Health and safety among Massachusetts home care nurses: bloodborne pathogen exposures
From the Massachusetts Nurse Newsletter
September 2008 Edition
By Pia Markkanen, ScD
Over the past four years, UMass Lowell researchers—in collaboration with the Occupational Health Surveillance Program at Massachusetts Department of Public Health, the MNA, eight home healthcare agencies and one additional healthcare union—have been working on Project SHARRP (Safe Homecare and Risk Reduction for Providers) to examine the problem of exposure to bloodborne pathogens in home health care settings. The study characterized sharps injuries and other blood/body fluid exposures in the home health care setting; evaluated the availability and use of devices with safety features; and identified barriers to reporting sharps injuries.
In 2006-2007, the Project SHARRP survey was sent to 1,772 clinicians working in home health care setting throughout central and eastern Massachusetts; 1,225 completed surveys were returned. The respondents, including 787 nurses, described their experiences with sharps injuries and other blood/body fluid exposures. The average nurse was 48 years old and worked in home health care for 11 years. Over their entire careers, 35 percent of these nurses experienced at least one sharps injury. During the 12 months prior to the survey, 4.3 per- cent of the nurses sustained at least one sharps injury while in a home health care setting.

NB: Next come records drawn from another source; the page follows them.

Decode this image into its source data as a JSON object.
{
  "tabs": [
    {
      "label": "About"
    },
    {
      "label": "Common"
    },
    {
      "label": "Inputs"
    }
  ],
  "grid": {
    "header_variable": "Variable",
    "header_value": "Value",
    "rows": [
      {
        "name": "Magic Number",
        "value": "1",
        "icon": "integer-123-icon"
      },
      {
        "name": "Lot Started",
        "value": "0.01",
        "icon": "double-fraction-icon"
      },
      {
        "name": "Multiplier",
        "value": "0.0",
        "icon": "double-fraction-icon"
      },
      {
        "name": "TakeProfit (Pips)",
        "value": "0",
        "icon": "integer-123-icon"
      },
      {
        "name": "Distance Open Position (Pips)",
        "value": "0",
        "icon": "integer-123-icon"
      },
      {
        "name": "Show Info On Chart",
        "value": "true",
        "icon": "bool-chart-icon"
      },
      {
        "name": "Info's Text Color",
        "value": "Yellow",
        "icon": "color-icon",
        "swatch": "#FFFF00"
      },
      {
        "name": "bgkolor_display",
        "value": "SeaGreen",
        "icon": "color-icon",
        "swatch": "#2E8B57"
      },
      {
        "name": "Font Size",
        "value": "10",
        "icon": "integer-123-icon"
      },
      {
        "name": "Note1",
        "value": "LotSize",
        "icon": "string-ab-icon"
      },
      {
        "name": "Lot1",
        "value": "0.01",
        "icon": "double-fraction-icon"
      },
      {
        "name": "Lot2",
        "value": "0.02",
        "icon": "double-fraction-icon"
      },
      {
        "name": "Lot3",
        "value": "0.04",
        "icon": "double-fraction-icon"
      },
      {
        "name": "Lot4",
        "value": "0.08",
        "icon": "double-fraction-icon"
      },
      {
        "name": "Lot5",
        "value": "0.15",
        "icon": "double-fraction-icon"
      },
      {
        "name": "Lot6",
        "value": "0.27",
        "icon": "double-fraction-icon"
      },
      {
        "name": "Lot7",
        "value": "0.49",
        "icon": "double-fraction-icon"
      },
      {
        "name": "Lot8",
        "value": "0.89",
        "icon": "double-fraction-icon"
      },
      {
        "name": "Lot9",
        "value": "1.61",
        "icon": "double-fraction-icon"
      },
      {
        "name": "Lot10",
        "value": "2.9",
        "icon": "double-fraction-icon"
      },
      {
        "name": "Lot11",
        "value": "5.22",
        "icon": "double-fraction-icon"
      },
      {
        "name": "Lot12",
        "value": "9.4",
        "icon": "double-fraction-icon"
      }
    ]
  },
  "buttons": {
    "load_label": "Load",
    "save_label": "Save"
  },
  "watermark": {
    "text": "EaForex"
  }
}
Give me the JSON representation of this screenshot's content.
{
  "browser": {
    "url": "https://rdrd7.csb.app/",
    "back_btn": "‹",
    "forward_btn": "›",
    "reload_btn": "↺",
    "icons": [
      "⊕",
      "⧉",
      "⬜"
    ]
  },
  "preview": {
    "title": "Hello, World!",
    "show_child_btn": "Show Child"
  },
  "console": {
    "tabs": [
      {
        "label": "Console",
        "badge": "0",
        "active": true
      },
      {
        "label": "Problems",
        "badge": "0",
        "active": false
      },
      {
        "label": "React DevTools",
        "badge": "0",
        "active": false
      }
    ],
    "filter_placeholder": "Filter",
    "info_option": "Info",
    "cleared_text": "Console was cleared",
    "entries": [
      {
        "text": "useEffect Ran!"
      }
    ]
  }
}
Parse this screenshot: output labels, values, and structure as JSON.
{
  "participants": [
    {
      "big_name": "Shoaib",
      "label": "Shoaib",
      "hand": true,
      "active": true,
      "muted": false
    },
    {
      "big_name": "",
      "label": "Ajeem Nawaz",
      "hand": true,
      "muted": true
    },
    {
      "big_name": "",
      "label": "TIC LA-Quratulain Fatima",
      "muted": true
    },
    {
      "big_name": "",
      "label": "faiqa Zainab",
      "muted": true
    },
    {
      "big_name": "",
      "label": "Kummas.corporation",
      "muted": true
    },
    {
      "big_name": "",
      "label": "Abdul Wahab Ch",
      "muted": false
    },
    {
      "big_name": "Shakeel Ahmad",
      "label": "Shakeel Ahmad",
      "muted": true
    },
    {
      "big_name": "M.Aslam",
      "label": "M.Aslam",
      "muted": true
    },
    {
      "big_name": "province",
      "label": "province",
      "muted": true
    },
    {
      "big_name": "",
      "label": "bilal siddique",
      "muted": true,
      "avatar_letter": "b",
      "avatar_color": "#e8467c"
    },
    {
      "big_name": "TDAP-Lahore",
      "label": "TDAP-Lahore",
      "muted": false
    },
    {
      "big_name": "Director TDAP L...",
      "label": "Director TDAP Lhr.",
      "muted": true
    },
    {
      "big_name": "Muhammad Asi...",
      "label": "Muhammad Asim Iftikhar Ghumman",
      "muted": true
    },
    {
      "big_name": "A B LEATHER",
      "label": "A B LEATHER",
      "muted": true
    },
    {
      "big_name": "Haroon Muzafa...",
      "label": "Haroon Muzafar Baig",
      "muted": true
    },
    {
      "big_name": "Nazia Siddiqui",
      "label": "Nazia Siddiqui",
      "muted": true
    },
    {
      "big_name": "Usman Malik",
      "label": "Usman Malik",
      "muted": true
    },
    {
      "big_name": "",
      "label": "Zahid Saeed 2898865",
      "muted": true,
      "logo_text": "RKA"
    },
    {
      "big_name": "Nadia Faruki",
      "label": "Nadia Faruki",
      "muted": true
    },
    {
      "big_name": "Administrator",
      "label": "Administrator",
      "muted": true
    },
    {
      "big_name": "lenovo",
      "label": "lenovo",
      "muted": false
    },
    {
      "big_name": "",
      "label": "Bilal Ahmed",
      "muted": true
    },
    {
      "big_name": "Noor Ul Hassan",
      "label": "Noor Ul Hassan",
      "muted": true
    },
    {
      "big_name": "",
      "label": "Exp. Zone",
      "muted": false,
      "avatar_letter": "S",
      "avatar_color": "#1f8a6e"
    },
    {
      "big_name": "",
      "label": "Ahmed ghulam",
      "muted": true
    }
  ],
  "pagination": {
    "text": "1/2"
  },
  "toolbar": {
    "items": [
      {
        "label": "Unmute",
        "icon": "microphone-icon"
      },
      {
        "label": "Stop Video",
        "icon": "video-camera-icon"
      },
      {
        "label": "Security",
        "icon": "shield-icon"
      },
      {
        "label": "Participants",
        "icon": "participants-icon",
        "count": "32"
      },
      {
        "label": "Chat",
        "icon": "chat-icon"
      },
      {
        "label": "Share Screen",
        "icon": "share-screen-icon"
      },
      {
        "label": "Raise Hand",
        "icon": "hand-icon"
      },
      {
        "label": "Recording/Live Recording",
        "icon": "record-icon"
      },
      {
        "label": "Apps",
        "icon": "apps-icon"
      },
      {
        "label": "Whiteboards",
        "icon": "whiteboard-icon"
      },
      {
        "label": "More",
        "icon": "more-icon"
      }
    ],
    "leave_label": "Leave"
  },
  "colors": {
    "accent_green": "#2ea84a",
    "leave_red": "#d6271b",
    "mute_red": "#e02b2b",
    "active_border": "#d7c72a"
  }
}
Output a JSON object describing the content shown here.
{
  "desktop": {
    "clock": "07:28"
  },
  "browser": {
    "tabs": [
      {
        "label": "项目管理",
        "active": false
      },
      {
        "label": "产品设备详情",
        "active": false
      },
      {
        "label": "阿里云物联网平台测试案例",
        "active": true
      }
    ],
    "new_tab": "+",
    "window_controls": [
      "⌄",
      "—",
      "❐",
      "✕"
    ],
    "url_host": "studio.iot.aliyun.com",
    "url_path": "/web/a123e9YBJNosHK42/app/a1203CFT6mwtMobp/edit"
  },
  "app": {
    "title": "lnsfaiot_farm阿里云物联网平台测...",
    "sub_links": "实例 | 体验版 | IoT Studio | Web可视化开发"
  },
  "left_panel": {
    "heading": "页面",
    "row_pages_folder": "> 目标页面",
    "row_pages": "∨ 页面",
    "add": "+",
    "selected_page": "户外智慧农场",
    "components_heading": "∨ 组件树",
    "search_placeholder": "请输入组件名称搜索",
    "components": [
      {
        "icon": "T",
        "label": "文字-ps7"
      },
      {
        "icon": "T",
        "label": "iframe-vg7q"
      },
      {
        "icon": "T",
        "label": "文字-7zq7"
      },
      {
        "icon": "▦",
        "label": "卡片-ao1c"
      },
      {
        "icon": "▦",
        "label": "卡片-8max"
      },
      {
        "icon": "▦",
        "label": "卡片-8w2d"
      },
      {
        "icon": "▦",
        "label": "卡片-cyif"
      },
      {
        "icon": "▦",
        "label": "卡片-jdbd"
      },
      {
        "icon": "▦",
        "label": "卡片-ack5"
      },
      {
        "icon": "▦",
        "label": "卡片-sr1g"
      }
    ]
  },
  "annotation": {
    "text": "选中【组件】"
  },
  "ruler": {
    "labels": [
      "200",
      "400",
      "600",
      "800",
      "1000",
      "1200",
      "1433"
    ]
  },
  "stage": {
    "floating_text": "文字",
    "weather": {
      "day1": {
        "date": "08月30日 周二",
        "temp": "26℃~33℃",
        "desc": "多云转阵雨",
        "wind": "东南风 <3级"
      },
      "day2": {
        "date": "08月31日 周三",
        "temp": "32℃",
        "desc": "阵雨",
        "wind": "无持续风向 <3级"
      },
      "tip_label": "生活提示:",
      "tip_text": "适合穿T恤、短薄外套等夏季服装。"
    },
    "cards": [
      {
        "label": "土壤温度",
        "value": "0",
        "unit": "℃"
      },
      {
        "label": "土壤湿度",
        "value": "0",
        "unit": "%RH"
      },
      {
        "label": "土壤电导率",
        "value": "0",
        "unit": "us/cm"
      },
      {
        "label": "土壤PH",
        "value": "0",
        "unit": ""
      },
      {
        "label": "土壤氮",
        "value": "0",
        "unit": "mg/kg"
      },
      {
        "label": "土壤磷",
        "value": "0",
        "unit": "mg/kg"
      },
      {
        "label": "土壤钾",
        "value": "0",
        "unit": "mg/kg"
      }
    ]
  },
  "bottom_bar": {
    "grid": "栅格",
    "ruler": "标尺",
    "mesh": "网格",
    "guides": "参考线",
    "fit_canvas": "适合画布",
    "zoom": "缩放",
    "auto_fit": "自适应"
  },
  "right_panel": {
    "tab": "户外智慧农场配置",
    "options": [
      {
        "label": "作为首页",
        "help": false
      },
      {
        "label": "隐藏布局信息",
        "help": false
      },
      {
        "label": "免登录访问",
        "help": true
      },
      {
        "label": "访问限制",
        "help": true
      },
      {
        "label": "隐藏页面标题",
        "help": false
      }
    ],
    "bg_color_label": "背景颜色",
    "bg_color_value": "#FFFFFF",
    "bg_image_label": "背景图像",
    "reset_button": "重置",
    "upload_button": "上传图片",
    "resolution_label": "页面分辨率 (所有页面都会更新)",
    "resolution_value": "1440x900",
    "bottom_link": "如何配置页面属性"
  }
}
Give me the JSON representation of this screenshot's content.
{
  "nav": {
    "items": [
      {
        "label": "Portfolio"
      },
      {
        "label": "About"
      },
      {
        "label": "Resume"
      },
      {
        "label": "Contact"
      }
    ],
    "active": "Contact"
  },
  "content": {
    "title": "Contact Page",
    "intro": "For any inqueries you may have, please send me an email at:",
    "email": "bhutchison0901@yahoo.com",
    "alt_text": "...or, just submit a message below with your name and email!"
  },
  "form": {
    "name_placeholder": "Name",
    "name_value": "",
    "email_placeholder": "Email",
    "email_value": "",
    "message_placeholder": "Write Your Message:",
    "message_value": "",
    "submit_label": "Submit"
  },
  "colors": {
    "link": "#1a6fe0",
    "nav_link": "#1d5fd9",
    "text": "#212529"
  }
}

The survey results revealed several notable points:
- The sharps injury rate for home health care nurses is actually in the same range as the overall sharps injury rate in hospitals1. The survey compared the two settings by looking at the number of sharps injuries per 100 full-time equivalent employees—which corrects for the number of hours worked.
- Work schedule and tenure matter when it comes to sharps injuries. Per-diem and part-time nurses had higher rates than full-time nurses. Also, nurses with shorter home health care tenure—less than five years—had about three times the sharps injury rate as those with more than five years of experience.
- Most sharps injuries involved two groups of medical devices: the majority of injuries occurred with hollow-bore needles, in particularly with syringes and blood drawing devices, followed by cutting blades (such as lancets). Nurses were more likely to be injured when performing the following procedures: administering injections, putting sharps into disposal containers, venipuncture, and fingersticks/heelsticks.
- Most sharps injuries occurred while using sharps devices without safety features (details to be presented in a future edition of the Massachusetts Nurse).
- Nurses reported a number of factors that contributed to their most recent sharps injuries. These included lack of work space; clutter; distractions from other persons in the home; and poor lighting. Aggressive or uncooperative patients were also reported by some participants to have contributed to their injuries, and almost 25 percent of nurses said time pressures were a contributing factor.
- Home health care nurses indicated that the most common reasons for not reporting a sharps injury to their employer were lack of time, fear of being blamed (or “getting in trouble”) and the perception of low risk of infection.
The SHARRP survey findings confirm that bloodborne pathogen exposure is a significant hazard in home health care settings. The survey also illustrates the need to provide guidance for injury/exposure prevention.
In the coming months, Project SHARRP and the MNA will continue to explore and propose specific strategies for reducing sharps injuries and other blood/body fluid exposures in health care settings.
Pia Markkanen is a research professor at the Department of Work Environment and Lowell Center for Sustainable Production at University of Massachusetts Lowell.